Rejections Are Like Buses

I spent most of yesterday feeling pretty sorry for myself.  After spending a great deal of time beavering away on my novel, all I had to show from 3 submissions was 1 rejection which informed me that my submission was not suitable.  Inevitably I spent the vast majority of the day desperately over analysing the curt response which I had received.  The only conclusion which I could arrive at was that it was clear that my novel is rubbish.

By the time I returned home, thoroughly defeated and deflated, I was able to put my feelings to the back of my mind.  From time to time cooking is massively therapeutic to me and I soon found myself suitably sedated by the waft of my Jack Daniels glaze drifting up from the pieces of deceased bovine which sat in my griddle pan.  I sat myself down in front of my laptop, glass of red wine one side, my steak sandwich the other and instantly noticed that I had mail.  When I opened it I was stunned to find my 2nd rejection of the day.

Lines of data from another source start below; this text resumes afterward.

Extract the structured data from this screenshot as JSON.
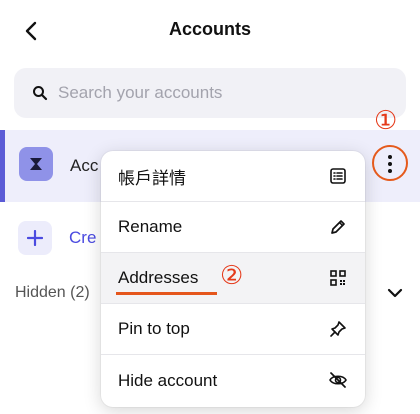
{
  "header": {
    "title": "Accounts"
  },
  "search": {
    "placeholder": "Search your accounts"
  },
  "account": {
    "name_visible": "Acc"
  },
  "create": {
    "label_visible": "Cre"
  },
  "hidden_section": {
    "label": "Hidden (2)"
  },
  "menu": {
    "items": [
      {
        "label": "帳戶詳情",
        "icon": "list-icon"
      },
      {
        "label": "Rename",
        "icon": "pencil-icon"
      },
      {
        "label": "Addresses",
        "icon": "qr-code-icon"
      },
      {
        "label": "Pin to top",
        "icon": "pin-icon"
      },
      {
        "label": "Hide account",
        "icon": "eye-off-icon"
      }
    ]
  },
  "annotations": {
    "step1": "①",
    "step2": "②"
  },
  "colors": {
    "accent": "#5b5bd6",
    "annotation": "#e5561c",
    "selected_row_bg": "#eeeefb"
  }
}
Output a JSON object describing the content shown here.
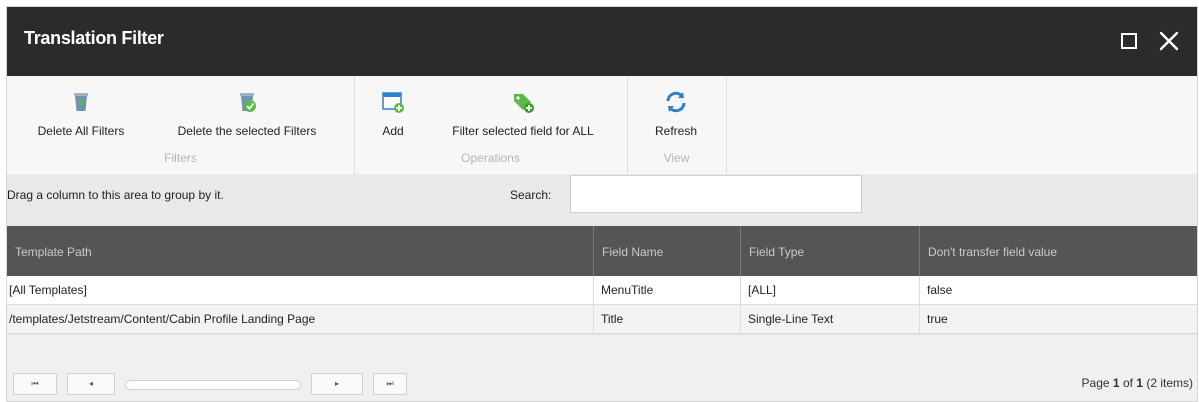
{
  "window": {
    "title": "Translation Filter"
  },
  "ribbon": {
    "groups": [
      {
        "label": "Filters",
        "buttons": [
          {
            "label": "Delete All Filters"
          },
          {
            "label": "Delete the selected Filters"
          }
        ]
      },
      {
        "label": "Operations",
        "buttons": [
          {
            "label": "Add"
          },
          {
            "label": "Filter selected field for ALL"
          }
        ]
      },
      {
        "label": "View",
        "buttons": [
          {
            "label": "Refresh"
          }
        ]
      }
    ]
  },
  "groupbar": {
    "text": "Drag a column to this area to group by it.",
    "search_label": "Search:",
    "search_value": ""
  },
  "grid": {
    "columns": [
      "Template Path",
      "Field Name",
      "Field Type",
      "Don't transfer field value"
    ],
    "rows": [
      [
        "[All Templates]",
        "MenuTitle",
        "[ALL]",
        "false"
      ],
      [
        "/templates/Jetstream/Content/Cabin Profile Landing Page",
        "Title",
        "Single-Line Text",
        "true"
      ]
    ]
  },
  "pager": {
    "page_prefix": "Page",
    "page_current": "1",
    "page_of": "of",
    "page_total": "1",
    "items_text": "(2 items)",
    "first_glyph": "⏮",
    "prev_glyph": "◂",
    "next_glyph": "▸",
    "last_glyph": "⏭"
  },
  "colors": {
    "titlebar": "#2b2b2b",
    "header": "#555555",
    "accent": "#2f80c8",
    "icon_green": "#5db84a"
  }
}
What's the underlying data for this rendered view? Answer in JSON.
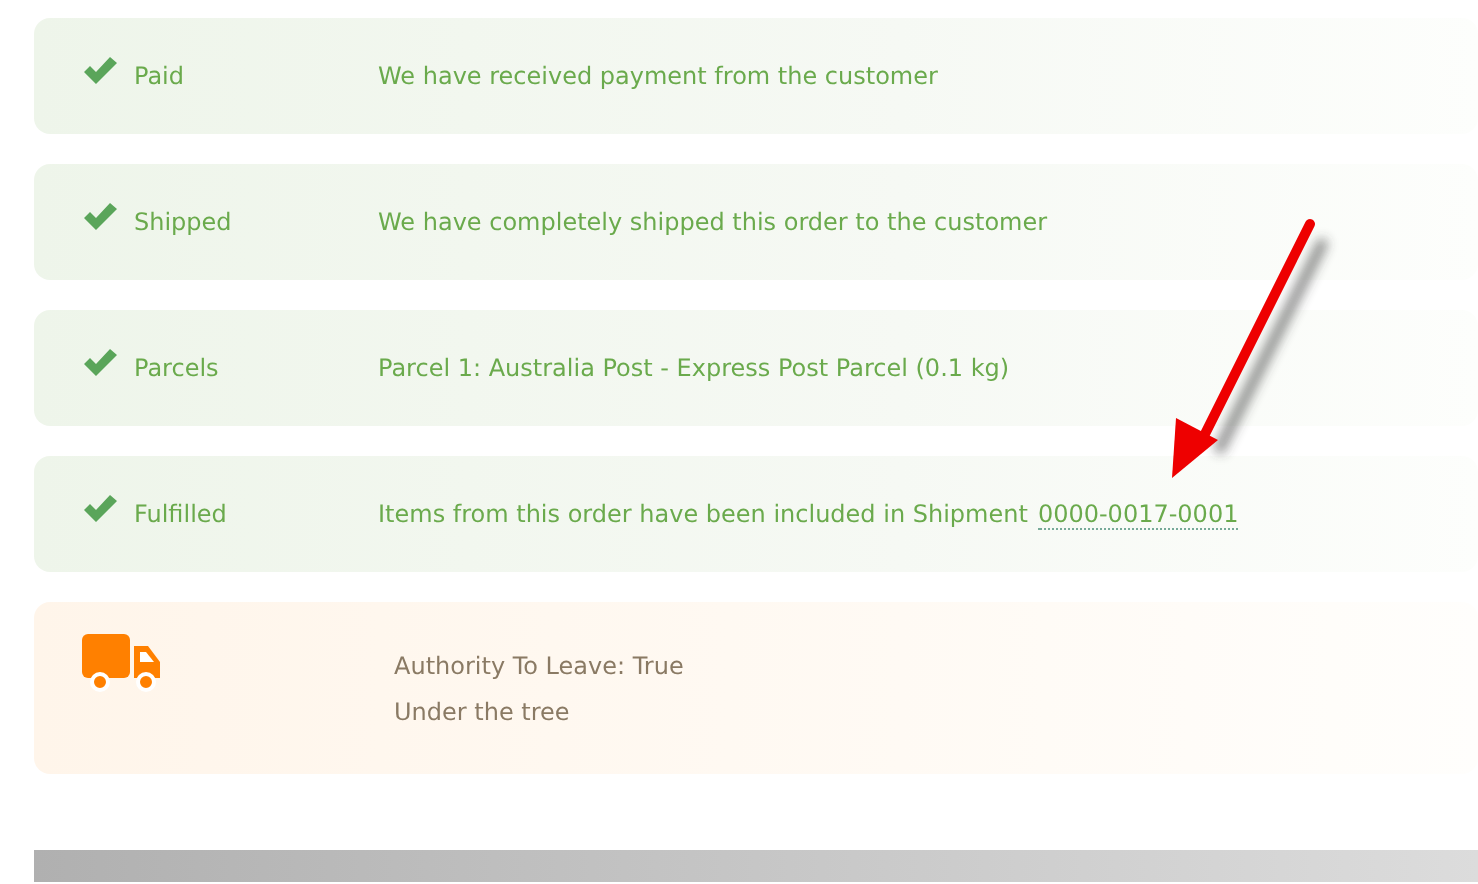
{
  "steps": [
    {
      "kind": "status",
      "label": "Paid",
      "message": "We have received payment from the customer"
    },
    {
      "kind": "status",
      "label": "Shipped",
      "message": "We have completely shipped this order to the customer"
    },
    {
      "kind": "status",
      "label": "Parcels",
      "message": "Parcel 1: Australia Post - Express Post Parcel (0.1 kg)"
    },
    {
      "kind": "status",
      "label": "Fulfilled",
      "message": "Items from this order have been included in Shipment",
      "link": "0000-0017-0001"
    },
    {
      "kind": "note",
      "lines": [
        "Authority To Leave: True",
        "Under the tree"
      ]
    }
  ]
}
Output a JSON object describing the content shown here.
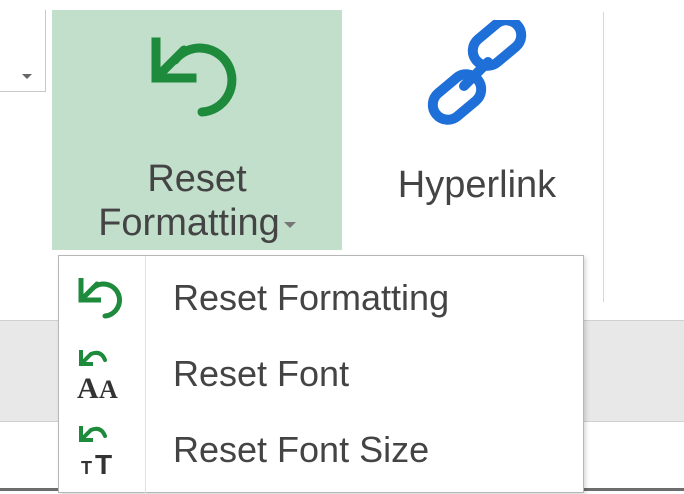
{
  "ribbon": {
    "reset_button": {
      "label_line1": "Reset",
      "label_line2": "Formatting",
      "icon": "reset-formatting-icon"
    },
    "hyperlink_button": {
      "label": "Hyperlink",
      "icon": "hyperlink-icon"
    }
  },
  "menu": {
    "items": [
      {
        "label": "Reset Formatting",
        "icon": "reset-formatting-icon"
      },
      {
        "label": "Reset Font",
        "icon": "reset-font-icon"
      },
      {
        "label": "Reset Font Size",
        "icon": "reset-font-size-icon"
      }
    ]
  },
  "colors": {
    "selected_background": "#c2dfcb",
    "reset_icon_green": "#1e8a3c",
    "hyperlink_blue": "#1f6fd8",
    "text": "#444444"
  }
}
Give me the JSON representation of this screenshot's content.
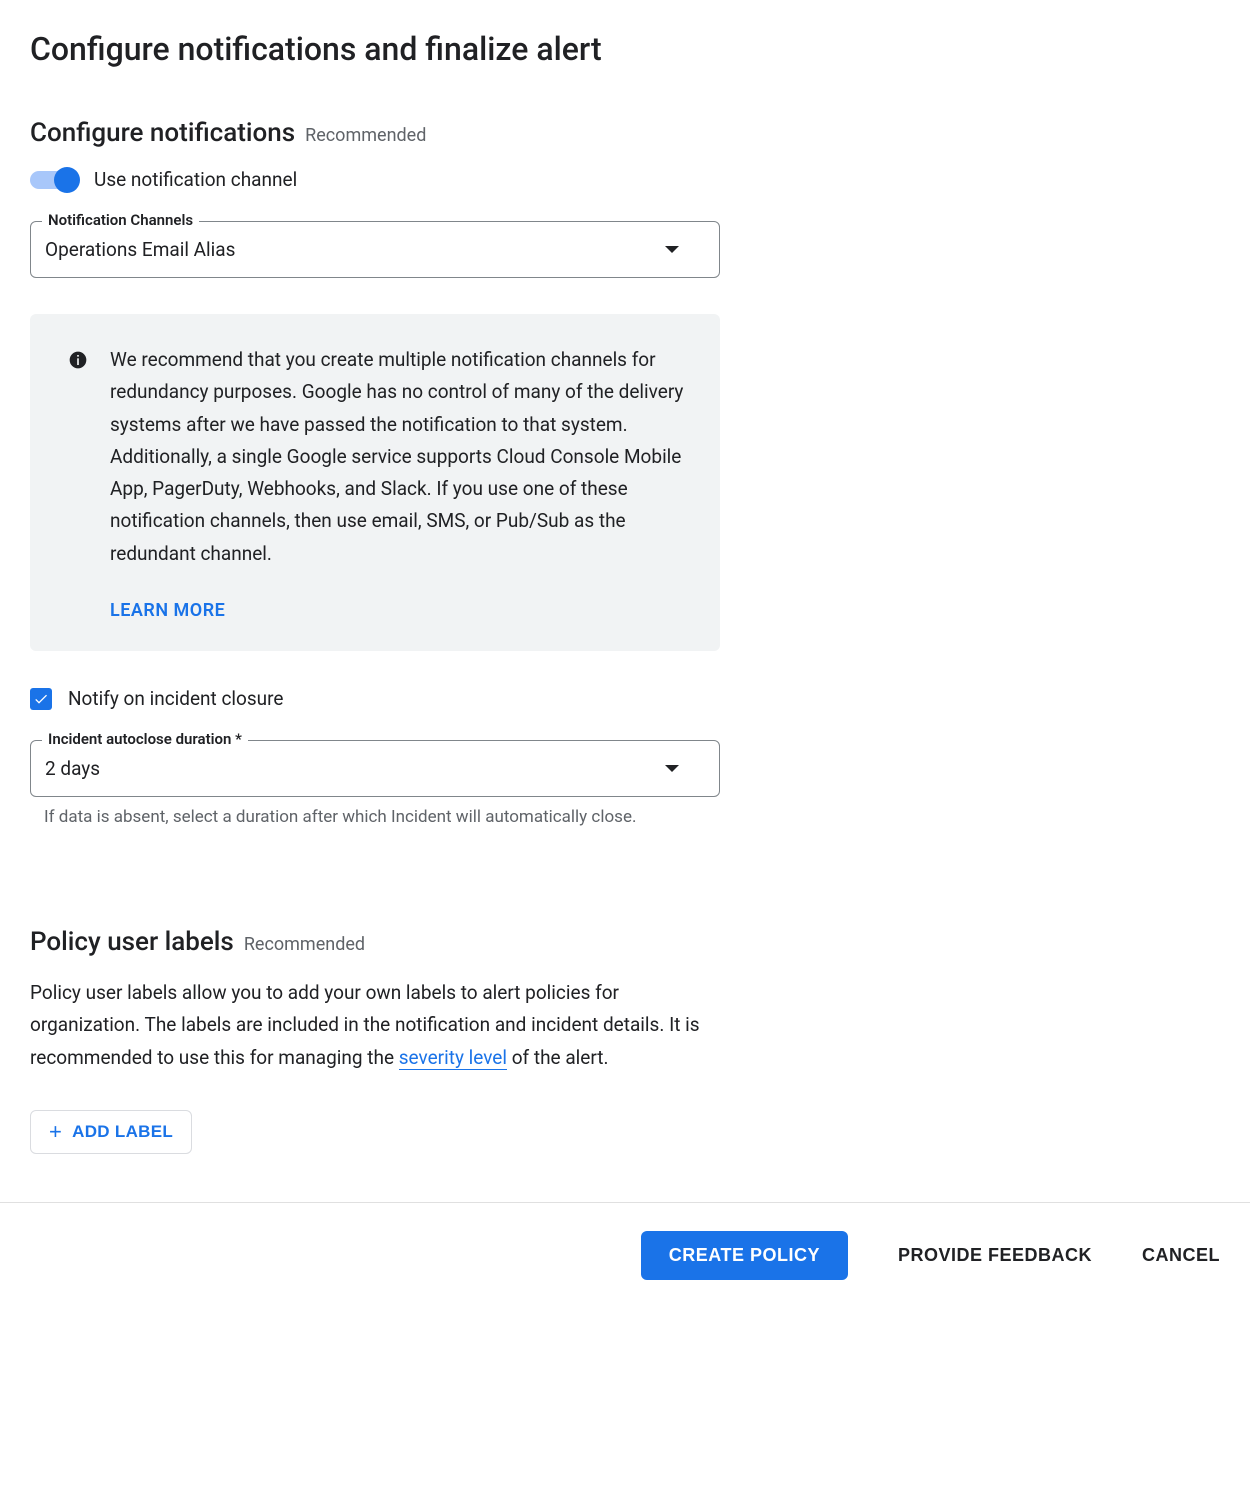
{
  "page": {
    "title": "Configure notifications and finalize alert"
  },
  "notifications": {
    "section_title": "Configure notifications",
    "recommended": "Recommended",
    "toggle_label": "Use notification channel",
    "toggle_on": true,
    "channels_field_label": "Notification Channels",
    "channels_value": "Operations Email Alias",
    "info_text": "We recommend that you create multiple notification channels for redundancy purposes. Google has no control of many of the delivery systems after we have passed the notification to that system. Additionally, a single Google service supports Cloud Console Mobile App, PagerDuty, Webhooks, and Slack. If you use one of these notification channels, then use email, SMS, or Pub/Sub as the redundant channel.",
    "learn_more": "LEARN MORE",
    "notify_closure_label": "Notify on incident closure",
    "notify_closure_checked": true,
    "autoclose_field_label": "Incident autoclose duration *",
    "autoclose_value": "2 days",
    "autoclose_helper": "If data is absent, select a duration after which Incident will automatically close."
  },
  "labels": {
    "section_title": "Policy user labels",
    "recommended": "Recommended",
    "desc_before_link": "Policy user labels allow you to add your own labels to alert policies for organization. The labels are included in the notification and incident details. It is recommended to use this for managing the ",
    "link_text": "severity level",
    "desc_after_link": " of the alert.",
    "add_label_btn": "ADD LABEL"
  },
  "footer": {
    "create_policy": "CREATE POLICY",
    "provide_feedback": "PROVIDE FEEDBACK",
    "cancel": "CANCEL"
  }
}
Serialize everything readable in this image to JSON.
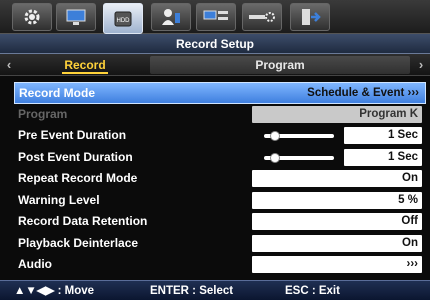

The reason I am rambling slightly and providing far too many details is to try to get my point across.  I had managed to find an inner calm which would have made the buddha jealous.  I felt nothing,  I found myself grinning like an idiot, yet expecting the worse.  It was one of those moments where you can only laugh at what a son of bitch life can be sometimes.

When I read the email I was stunned.  Indeed it was a rejection, and it made me smile.  The reason was that it was something more than a generic thanks but no thanks.  It was personalised, it was encouraging and most importantly of all it felt honest.  Whether it was or not I shall never know as I don’t expect that I will ever meet the person behind it.

As the owner of an exceedingly obsessive mind I cannot pretend I haven’t combed over every word trying to find meaning where there is none.  What makes it ever harder is that I am a natural pessimist.  Despite that, the 2nd rejection has somewhat calmed me.  An experience is the sum total of what a person takes from it.  I am trying to take it at face value.

I will continue with my plan and I will send it to the next agency on my list.  In the meantime I shall finish my current project.  When I started the submission process I promised to give it 18 months.  It’s only been 3.  I am sure I will be just fine.  If only I could borrow the buddha’s patience for a little while.

The Waiting Game

It’s happened.  I have finally submitted my novel to an agent.  Now all I can do is wait with bated breath.  I feel sick in my stomach and paralyzed by fear.  It is a somewhat similar feeling to the first time you proposition a girl as a teenager.  You do your up most to prepare yourself for the worst, therefore logically trying to minimise the likely hurt when you get the expected rejection.  As someone who lived through his teenage years, years ago I remember that it doesn’t really work.

There is a distinctly Hollywood element to the act of submitting a manuscript.  The feeling that ‘those things only happen to people in the movies’ means that its impossible to think any other way than pessimistically which actually suits my natural demeanor.  Nevertheless such an approach creates a natural apprehension.

Another problem which emerges is the inability to be objective about your own work.  I can no longer look at my manuscript.  Every time I do I have a conflicting feeling.  One day I feel it is great, the next I feel it is a disaster.  The safest thing I can do for now, is to put it somewhere out of sight and out of mind while I try to busy myself with dull tasks to avoid thinking about the significance of my first submission.

Can I now say I have written a novel?  Does that mean I am a writer?  What if they reject me?  Does it mean I am not good enough?  Does it mean that my writing is bad or that my idea is bad or that both are bad?  The only thing which is clear to be right now is that it doesn’t bear thinking about.